Different behavior of water in confined solutions of high and low solute concentrations
Journal article, 2013

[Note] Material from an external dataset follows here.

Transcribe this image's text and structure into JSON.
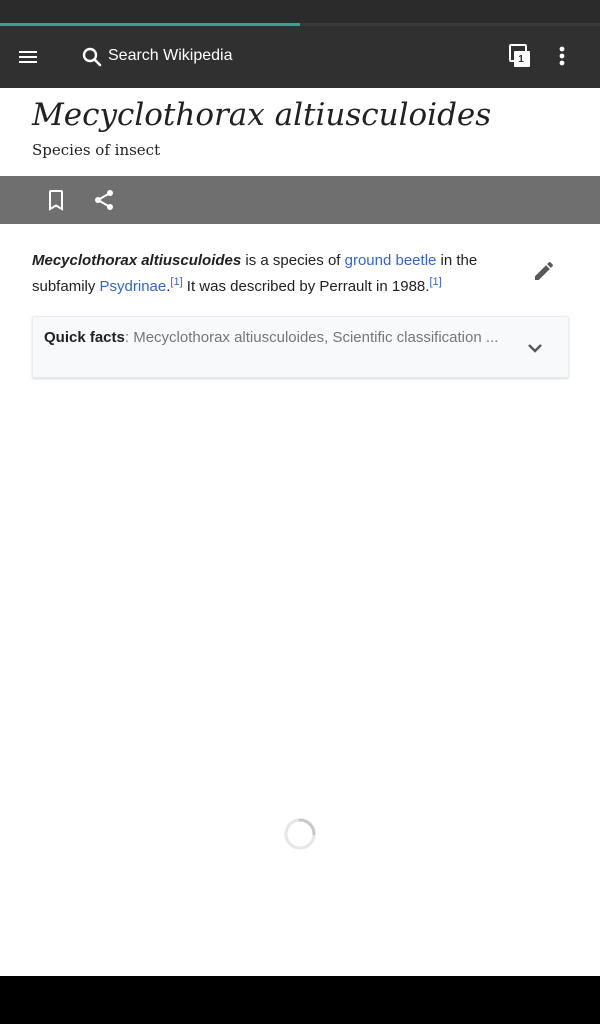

Water-glycerol solutions confined in 21 angstrom pores of the silica matrix MCM-41 C10 have been studied using differential scanning calorimetry (DSC) and broadband dielectric spectroscopy (BDS). The results suggest a micro-phase separation caused by the confinement. Likely the water molecules coordinate to the hydroxyl surface groups of the pores, leaving most of the glycerol molecules in the centre of the pores. This makes the dynamics of glycerol almost concentration independent up to water concentrations of about 85 wt%. However, at higher water concentrations no substantial clustering of glycerol molecules should occur and the glass transition related dynamics exhibit an anomalous behaviour. Instead of a common plasticization effect of water, as for the corresponding bulk solutions (when no ice is formed), it is evident that water acts as an anti-plasticizer in the confinement at high water concentrations. We propose that the increased water concentration slows down the glass transition related dynamics in the deeply supercooled regime due to that a rigid hydrogen bonded network structure of water molecules is formed at low temperatures and low glycerol concentrations. This is in contrast to the situation in a homogenously mixed bulk solution of a high solute concentration where the water molecules will be less hydrogen bonded, and therefore are typically more mobile than the surrounding solute molecules. An almost complete hydrogen bonded network of water molecules may, even in confinements, be sufficiently rigid to slow down the relaxation of embedded solute molecules. It can also be expressed the other way around, i.e. small amounts of glycerol act as a plasticizer for water, due to its breaking up of the nearly tetrahedral network structure. From the here observed concentration dependent behaviour of the deeply supercooled bulk and confined solutions it seems, furthermore, evident that the T-g value of bulk water cannot be estimated from extrapolations of aqueous solutions.